Exercise goal
A complete answer includes every line below with the word "label".

Entries supplied
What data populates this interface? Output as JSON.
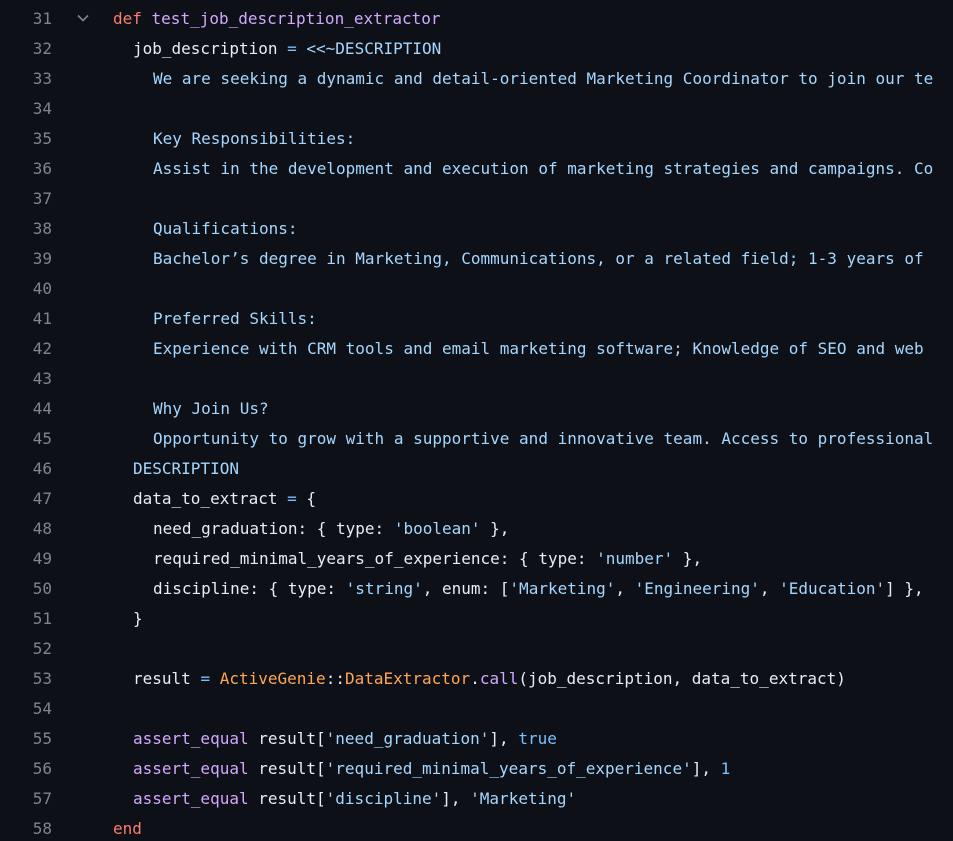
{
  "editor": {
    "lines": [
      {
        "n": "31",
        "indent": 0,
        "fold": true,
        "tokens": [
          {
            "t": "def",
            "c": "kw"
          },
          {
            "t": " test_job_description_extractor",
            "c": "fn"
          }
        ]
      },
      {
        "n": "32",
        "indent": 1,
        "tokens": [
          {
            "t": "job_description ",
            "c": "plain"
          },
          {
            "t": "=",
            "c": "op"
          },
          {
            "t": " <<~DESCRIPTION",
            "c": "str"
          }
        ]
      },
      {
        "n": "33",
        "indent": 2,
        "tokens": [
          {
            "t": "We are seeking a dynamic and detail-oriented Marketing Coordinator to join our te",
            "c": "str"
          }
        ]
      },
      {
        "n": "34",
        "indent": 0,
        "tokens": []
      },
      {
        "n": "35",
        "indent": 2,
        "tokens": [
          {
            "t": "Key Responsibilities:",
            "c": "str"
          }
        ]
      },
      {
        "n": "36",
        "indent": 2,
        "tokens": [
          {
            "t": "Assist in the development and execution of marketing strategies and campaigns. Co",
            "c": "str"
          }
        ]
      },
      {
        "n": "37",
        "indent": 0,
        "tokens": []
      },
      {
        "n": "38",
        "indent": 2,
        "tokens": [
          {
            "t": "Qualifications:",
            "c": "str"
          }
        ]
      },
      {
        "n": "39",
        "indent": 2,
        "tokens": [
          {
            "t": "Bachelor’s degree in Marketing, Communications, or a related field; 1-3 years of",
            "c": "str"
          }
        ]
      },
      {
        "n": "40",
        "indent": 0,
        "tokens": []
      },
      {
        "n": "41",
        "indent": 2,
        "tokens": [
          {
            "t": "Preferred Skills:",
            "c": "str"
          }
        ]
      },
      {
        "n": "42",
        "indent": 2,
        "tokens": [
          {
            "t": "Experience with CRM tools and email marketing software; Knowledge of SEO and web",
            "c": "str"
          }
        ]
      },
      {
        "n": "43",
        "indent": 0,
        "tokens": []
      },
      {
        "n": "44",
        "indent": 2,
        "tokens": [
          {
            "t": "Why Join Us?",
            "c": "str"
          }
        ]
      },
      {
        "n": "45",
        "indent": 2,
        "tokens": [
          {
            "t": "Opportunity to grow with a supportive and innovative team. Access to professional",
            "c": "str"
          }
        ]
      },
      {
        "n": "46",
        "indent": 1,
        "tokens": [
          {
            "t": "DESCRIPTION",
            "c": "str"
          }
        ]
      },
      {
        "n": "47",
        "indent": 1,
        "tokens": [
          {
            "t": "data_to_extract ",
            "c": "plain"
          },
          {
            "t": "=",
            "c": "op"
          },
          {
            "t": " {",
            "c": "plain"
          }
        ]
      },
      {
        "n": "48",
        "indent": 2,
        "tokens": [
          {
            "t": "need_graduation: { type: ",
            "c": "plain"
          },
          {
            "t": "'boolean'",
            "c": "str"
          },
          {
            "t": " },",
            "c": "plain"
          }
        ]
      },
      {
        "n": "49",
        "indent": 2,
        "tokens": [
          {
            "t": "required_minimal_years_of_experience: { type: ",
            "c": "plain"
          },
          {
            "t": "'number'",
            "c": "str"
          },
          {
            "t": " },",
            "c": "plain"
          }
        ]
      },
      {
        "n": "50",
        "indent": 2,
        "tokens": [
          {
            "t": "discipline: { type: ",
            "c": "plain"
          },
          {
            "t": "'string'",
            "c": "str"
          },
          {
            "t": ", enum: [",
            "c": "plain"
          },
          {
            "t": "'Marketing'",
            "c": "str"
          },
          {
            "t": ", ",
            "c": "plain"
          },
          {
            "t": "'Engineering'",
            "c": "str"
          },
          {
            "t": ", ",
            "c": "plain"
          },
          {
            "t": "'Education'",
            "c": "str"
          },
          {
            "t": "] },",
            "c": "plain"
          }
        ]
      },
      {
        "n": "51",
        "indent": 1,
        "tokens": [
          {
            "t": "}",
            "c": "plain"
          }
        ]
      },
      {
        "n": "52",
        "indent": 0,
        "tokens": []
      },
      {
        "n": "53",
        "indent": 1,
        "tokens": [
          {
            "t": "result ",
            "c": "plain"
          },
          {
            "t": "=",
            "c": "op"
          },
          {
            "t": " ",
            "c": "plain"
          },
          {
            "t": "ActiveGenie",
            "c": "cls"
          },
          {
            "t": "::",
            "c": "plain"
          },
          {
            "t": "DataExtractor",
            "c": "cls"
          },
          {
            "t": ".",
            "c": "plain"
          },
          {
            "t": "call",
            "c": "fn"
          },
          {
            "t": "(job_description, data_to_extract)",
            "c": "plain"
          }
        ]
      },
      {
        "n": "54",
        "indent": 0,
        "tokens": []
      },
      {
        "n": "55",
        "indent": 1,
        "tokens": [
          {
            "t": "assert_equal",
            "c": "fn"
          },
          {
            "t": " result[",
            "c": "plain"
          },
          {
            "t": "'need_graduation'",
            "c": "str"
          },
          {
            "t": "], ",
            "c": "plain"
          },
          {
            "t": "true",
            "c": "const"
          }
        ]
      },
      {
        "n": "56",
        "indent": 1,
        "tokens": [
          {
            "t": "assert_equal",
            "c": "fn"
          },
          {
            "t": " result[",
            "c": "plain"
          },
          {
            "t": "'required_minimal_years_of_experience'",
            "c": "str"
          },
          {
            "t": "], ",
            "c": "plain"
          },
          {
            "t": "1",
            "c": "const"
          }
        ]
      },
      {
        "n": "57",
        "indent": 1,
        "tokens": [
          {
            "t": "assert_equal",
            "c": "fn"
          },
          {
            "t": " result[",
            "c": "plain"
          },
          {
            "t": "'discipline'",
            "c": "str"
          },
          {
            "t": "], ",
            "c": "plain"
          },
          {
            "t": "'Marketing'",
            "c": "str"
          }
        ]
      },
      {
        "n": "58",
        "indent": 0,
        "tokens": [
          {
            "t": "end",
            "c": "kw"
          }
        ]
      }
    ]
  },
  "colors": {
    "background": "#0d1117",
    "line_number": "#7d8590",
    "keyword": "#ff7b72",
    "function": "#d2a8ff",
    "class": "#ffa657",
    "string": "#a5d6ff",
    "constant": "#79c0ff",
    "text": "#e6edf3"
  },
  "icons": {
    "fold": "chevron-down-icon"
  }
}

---

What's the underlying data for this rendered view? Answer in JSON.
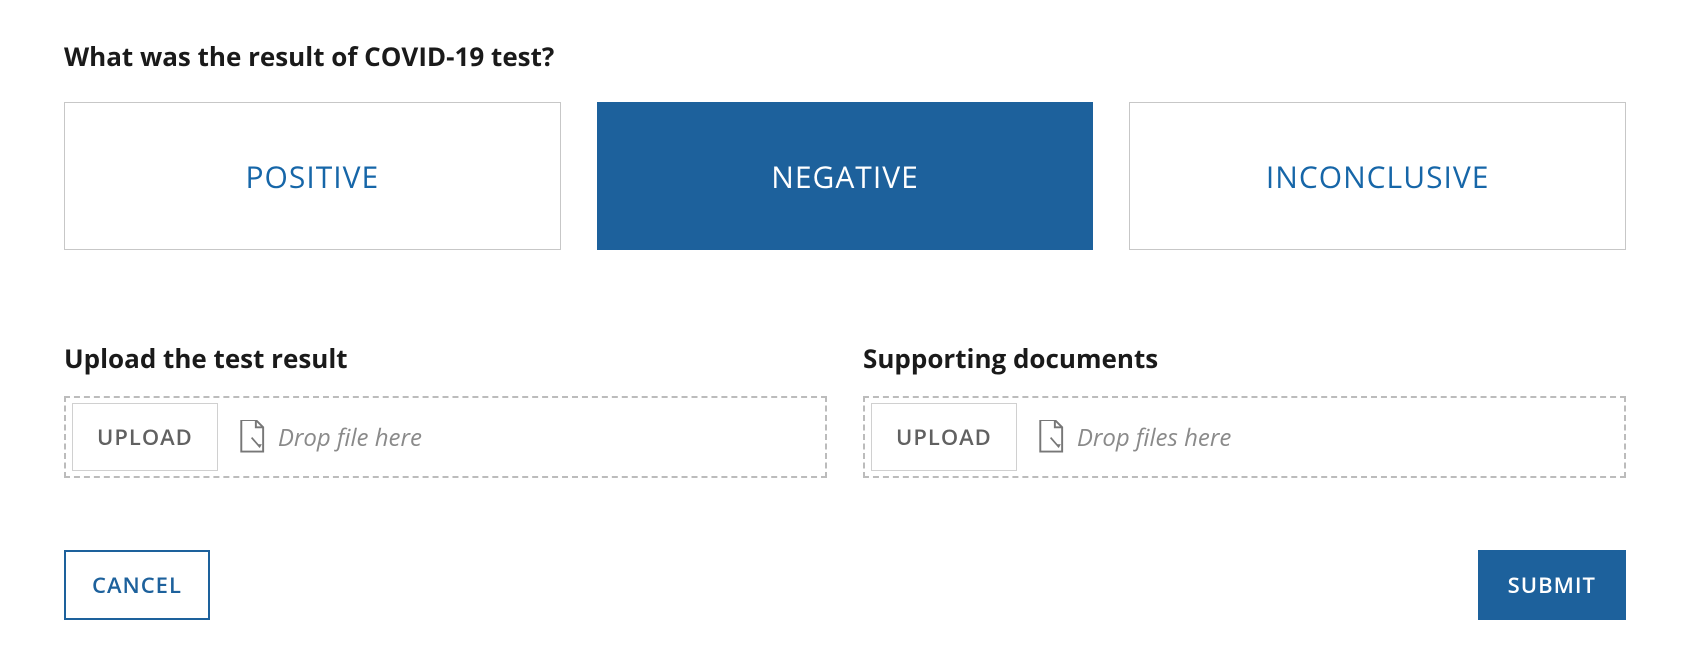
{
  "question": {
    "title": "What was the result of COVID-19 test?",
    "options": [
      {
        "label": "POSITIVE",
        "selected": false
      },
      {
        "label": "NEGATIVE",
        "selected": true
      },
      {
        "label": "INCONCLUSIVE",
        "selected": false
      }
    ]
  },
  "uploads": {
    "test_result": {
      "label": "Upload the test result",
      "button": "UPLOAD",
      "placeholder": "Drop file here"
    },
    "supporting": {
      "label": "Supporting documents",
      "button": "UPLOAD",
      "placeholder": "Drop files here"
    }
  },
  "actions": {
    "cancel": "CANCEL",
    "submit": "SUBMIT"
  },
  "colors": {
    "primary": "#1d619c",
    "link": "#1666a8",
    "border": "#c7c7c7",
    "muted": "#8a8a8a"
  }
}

Solution to the problem
        "label": "POSITIVE",
        "label": "NEGATIVE",
        "label": "INCONCLUSIVE",
      "label": "Upload the test result",
      "label": "Supporting documents",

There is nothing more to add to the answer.